You are tired of being Coronavirus cooped up, but you want to be socially responsible.  Your want to get outside and run or hop on the bike but how do the rules of social distancing apply to someone on the move?

A new study profiled in the UK Independent  finds that if you’re exercising outside you’ll want to stay even farther back than the recommended six feet.. Researchers from several universities found that standing six feet apart is “very effective” when standing still, either indoors or in calm weather, but it is inadequate when exercising in the direct path of other members of the public.

The data shows that the right distance for runners should be at least 13 feet clear when following one another, and fast cyclists should ride about 66 feet apart to avoid passing through “droplet clouds” from others exercising.

Study leaders warn of staying out of what is known as "the slipstream".  The slipstream is the zone that arises right behind a person when they are walking or cycling, and which pulls the air a bit along with this moving person and cyclists like to position themselves in the slipstream of others to reduce their air resistance. Auto racers call it drafting when they move into the lead car's slipstream but that is NOT where you want to be if there is a chance the leader has COVID-19 and may not know it!

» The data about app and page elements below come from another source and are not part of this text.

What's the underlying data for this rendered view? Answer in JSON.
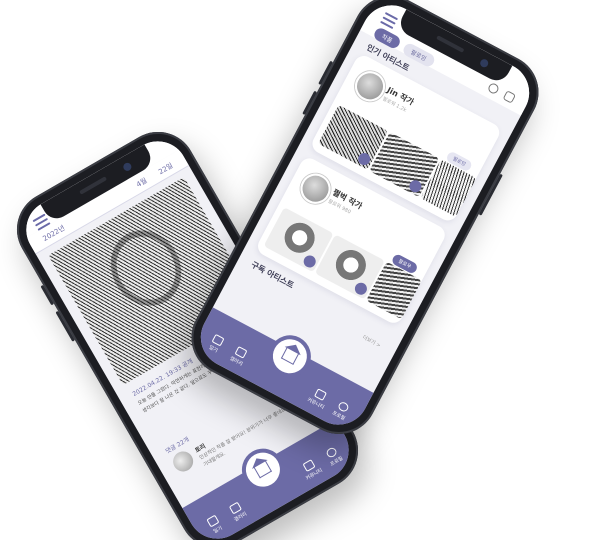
{
  "front": {
    "tabs": [
      {
        "label": "작품",
        "active": true
      },
      {
        "label": "팔로잉",
        "active": false
      }
    ],
    "popular_title": "인기 아티스트",
    "artists": [
      {
        "name": "Jin 작가",
        "sub": "팔로워 1.2k",
        "button": "팔로잉"
      },
      {
        "name": "쩔벅 작가",
        "sub": "팔로워 980",
        "button": "팔로우"
      }
    ],
    "subscribed_title": "구독 아티스트",
    "more_label": "더보기 >",
    "nav": [
      {
        "label": "일기",
        "icon": "diary-icon"
      },
      {
        "label": "갤러리",
        "icon": "gallery-icon"
      },
      {
        "label": "커뮤니티",
        "icon": "community-icon"
      },
      {
        "label": "프로필",
        "icon": "profile-icon"
      }
    ]
  },
  "back": {
    "year": "2022년",
    "month": "4월",
    "day": "22일",
    "post_date": "2022.04.22. 19:33 공개",
    "post_text": "오늘 만들 그렸다. 막연하게는 표현하고 싶은 마음에 그림을 그렸는데 생각보다 잘 나온 것 같다. 앞으로도 꾸준히 그려보고 싶다.",
    "comment_count": "댓글 22개",
    "comment_author": "토리",
    "comment_text": "인상적인 작품 잘 봤어요! 분위기가 너무 좋네요. 앞으로도 기대할게요.",
    "nav": [
      {
        "label": "일기",
        "icon": "diary-icon"
      },
      {
        "label": "갤러리",
        "icon": "gallery-icon"
      },
      {
        "label": "커뮤니티",
        "icon": "community-icon"
      },
      {
        "label": "프로필",
        "icon": "profile-icon"
      }
    ]
  },
  "colors": {
    "accent": "#6c6ba6",
    "screen_bg": "#f1f1f6",
    "phone_body": "#1c1d22"
  }
}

Scientists say everyone who walks or runs has such a slipstream and no matter how that zone forms, droplets end up in the air stream. So researchers say it’s best to avoid that slipstream.”